Andre Dubus was happy when his one novel, The Lieutenant (1967), went out of print. He excelled within the short-fiction form: his collections had thematic glue despite the individuality of particular stories. Typically, the emotional current of great short fiction is inversely related to its word count, and Michael Nye’s debut collection, Strategies Against Extinction, does not simply introduce the reader to roughly a dozen separate lives; it reaches emotional depths not often touched in the short form.
Like Dubus’s work, Nye’s collection is careful without being reserved, mature without being telegraphed. Set in 1952,“The Re-Creationist” dramatizes a man employed as the last re-creationist in Major League Baseball. Don is fed game results through a Western Union ticker, and recreates the drama of Pittsburgh Pirates games on the radio, using “a xylophone hammer, ruler, and a block of wood.” A prerecorded “soundtrack of crowd noise” complements his imitations. He must constantly be ready to “throw in” some story, some movement. Don learns he will be fired at the end of the season, and fabricates a Pirate victory over the Reds. Don’s decision to make a more palatable conclusion for his son Timothy is consistent with his desire to remake the real world.

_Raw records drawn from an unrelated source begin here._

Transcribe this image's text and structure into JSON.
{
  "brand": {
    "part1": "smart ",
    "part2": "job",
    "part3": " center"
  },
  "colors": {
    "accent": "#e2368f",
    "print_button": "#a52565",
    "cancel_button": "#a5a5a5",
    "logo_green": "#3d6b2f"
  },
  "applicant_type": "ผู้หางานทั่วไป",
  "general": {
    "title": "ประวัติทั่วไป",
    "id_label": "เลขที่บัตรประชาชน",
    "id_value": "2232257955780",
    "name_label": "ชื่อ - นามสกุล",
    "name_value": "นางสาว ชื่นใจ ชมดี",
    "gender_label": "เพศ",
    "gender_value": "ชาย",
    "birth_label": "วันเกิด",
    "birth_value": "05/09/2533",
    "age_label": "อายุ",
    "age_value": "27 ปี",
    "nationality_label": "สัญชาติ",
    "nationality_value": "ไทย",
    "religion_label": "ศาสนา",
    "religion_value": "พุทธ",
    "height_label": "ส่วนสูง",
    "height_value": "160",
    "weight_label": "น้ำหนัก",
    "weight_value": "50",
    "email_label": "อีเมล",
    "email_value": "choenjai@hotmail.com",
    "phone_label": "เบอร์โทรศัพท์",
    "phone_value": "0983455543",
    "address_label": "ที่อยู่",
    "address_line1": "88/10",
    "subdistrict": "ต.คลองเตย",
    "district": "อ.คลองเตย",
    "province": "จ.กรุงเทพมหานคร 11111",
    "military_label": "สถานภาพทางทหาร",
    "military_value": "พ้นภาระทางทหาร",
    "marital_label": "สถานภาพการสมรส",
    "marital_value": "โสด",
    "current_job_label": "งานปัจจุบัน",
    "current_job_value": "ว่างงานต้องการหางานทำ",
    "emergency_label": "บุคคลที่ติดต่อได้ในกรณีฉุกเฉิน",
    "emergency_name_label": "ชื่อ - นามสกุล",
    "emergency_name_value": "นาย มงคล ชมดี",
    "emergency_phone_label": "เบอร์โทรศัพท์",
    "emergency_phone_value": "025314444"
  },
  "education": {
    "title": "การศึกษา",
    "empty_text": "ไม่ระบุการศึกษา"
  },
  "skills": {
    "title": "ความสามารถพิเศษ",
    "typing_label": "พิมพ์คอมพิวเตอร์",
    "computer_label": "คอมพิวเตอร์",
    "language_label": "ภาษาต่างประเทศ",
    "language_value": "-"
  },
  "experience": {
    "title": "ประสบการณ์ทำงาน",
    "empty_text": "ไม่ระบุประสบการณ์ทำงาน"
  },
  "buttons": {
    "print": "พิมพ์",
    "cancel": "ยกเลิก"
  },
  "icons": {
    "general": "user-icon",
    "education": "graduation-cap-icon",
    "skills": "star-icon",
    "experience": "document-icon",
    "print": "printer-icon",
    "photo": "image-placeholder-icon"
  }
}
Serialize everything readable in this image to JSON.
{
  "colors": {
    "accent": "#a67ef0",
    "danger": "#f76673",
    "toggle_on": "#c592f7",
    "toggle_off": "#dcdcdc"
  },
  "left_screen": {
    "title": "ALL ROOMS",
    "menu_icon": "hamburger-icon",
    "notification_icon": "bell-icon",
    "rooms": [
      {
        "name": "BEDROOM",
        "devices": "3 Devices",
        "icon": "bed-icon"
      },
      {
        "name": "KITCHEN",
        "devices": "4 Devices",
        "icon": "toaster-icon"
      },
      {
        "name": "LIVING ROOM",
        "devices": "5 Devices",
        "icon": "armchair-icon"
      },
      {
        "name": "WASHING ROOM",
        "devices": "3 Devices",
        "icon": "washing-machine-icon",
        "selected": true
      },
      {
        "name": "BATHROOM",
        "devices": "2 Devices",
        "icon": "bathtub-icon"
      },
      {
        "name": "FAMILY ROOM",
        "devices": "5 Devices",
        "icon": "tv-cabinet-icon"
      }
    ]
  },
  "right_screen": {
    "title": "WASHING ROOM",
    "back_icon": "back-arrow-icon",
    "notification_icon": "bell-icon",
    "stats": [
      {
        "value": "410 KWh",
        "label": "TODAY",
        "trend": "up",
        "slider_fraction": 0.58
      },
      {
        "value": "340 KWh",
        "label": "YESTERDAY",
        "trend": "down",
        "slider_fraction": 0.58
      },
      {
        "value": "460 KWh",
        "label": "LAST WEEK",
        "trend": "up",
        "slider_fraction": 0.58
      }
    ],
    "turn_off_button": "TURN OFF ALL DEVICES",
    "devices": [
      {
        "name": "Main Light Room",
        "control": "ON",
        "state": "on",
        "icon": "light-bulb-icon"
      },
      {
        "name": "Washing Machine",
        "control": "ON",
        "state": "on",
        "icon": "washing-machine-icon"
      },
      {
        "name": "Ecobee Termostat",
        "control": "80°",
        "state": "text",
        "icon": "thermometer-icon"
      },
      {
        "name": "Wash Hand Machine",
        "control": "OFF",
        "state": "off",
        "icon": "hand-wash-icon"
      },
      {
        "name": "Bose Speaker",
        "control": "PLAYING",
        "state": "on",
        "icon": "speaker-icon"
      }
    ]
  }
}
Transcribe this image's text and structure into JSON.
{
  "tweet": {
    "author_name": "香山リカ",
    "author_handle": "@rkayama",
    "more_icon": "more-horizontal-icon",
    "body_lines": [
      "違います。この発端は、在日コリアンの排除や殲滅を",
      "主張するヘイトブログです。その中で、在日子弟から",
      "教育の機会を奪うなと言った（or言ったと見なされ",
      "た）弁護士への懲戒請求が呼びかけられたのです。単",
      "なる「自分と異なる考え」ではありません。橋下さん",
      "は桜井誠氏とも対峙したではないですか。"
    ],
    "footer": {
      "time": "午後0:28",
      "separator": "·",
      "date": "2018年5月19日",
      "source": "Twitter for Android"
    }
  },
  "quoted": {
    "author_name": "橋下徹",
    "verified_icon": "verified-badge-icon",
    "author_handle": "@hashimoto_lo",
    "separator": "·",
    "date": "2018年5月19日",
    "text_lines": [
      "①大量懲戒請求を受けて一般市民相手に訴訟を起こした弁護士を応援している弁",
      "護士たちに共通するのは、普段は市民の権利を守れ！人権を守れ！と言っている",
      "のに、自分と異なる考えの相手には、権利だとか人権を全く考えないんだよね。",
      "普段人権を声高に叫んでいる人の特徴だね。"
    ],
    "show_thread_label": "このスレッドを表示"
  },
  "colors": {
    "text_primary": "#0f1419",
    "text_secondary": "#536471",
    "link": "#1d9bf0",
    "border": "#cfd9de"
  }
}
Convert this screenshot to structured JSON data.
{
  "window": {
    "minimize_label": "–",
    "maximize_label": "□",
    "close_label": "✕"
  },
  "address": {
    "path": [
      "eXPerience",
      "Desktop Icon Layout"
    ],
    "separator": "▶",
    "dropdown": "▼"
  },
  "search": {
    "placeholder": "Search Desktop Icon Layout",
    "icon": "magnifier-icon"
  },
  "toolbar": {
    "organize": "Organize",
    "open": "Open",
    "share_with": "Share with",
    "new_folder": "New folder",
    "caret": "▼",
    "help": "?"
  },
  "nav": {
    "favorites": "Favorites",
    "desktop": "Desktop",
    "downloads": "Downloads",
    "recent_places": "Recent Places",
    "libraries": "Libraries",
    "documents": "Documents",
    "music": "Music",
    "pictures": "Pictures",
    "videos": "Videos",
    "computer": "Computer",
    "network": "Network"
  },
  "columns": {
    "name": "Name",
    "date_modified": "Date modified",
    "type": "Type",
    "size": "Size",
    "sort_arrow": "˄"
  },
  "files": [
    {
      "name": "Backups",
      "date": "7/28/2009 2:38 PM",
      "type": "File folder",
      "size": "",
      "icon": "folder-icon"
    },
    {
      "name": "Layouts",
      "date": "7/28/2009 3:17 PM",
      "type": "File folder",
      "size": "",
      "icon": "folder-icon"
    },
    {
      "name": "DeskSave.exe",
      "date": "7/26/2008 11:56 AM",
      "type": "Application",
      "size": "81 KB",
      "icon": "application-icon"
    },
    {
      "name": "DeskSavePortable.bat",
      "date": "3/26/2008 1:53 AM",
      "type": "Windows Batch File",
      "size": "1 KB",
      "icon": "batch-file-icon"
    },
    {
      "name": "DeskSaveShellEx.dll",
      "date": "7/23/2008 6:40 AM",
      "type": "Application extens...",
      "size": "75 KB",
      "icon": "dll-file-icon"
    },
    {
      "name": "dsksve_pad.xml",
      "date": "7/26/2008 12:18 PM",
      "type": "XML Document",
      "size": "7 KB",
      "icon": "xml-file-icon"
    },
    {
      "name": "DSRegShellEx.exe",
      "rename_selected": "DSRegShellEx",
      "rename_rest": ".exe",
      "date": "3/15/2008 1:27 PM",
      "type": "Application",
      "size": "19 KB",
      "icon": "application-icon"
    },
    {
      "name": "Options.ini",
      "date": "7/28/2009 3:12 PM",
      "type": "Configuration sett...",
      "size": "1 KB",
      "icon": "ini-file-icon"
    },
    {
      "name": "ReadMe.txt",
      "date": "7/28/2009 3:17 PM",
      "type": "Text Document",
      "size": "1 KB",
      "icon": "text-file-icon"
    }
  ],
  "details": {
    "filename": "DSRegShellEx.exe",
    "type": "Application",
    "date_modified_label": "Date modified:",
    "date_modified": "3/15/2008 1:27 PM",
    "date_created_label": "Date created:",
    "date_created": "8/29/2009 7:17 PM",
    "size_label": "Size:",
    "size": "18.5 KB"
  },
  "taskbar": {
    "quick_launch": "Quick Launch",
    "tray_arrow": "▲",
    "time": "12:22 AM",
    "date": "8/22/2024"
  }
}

In “Projection,” a small-town film projectionist falls for a bored college student. Monica soon realizes that Philip is a convenient screen for her real problems. His plan for a wild night with plastic explosives shocks her: “No one actually did such horrible, stupid things.” Nye’s collection reveals what happens when characters actually do make such unlikely decisions: momentary choices that derail established lives. In “A Fully Imagined World,” Kyle has a chance encounter with a former lover while taking his daughter to Cincinnati’s Natural History Museum. Nine years removed, the memory of their one-night stand “had become a physical ache, a dream he could call up and see and touch.” Serena, still beautiful, does not remember Kyle. Disappointed, he sulks, and loses track of his daughter. She is found, but the feeling hits the reader with equal force: how often do we put so much capital in a transient memory?
Henry, the narrator of “Keep,” struggles to understand what control even means. After his mother’s death, Henry allows his mentally ill, thirty-seven-year-old brother, Kevin, to live at his home. His wife hates the idea, and does not hide her displeasure. Nye holds the reader’s emotions in his literary hands in the story’s penultimate act, as Kevin makes a rash decision that puts more than only his life at risk. The decision to end a story collection with the longest tale—“Keep” is a novella—is not a new one, but Nye is a meticulous storyteller, so the reader was already hoping for an extended tale. Yet completion of “Keep” will likely send readers back through the entirety of Strategies Against Extinction to savor Nye’s glimpses of what “is raw, jarring, unexpected, sometimes trashy, sometimes luminous,” as the collection’s epigraph, from Joyce Carol Oates, defines realism. A good short-story collection will leave a reader with a handful of narratives worth remembering; a great short-story collection, like Nye’s, will leave a reader with lives worth remembering.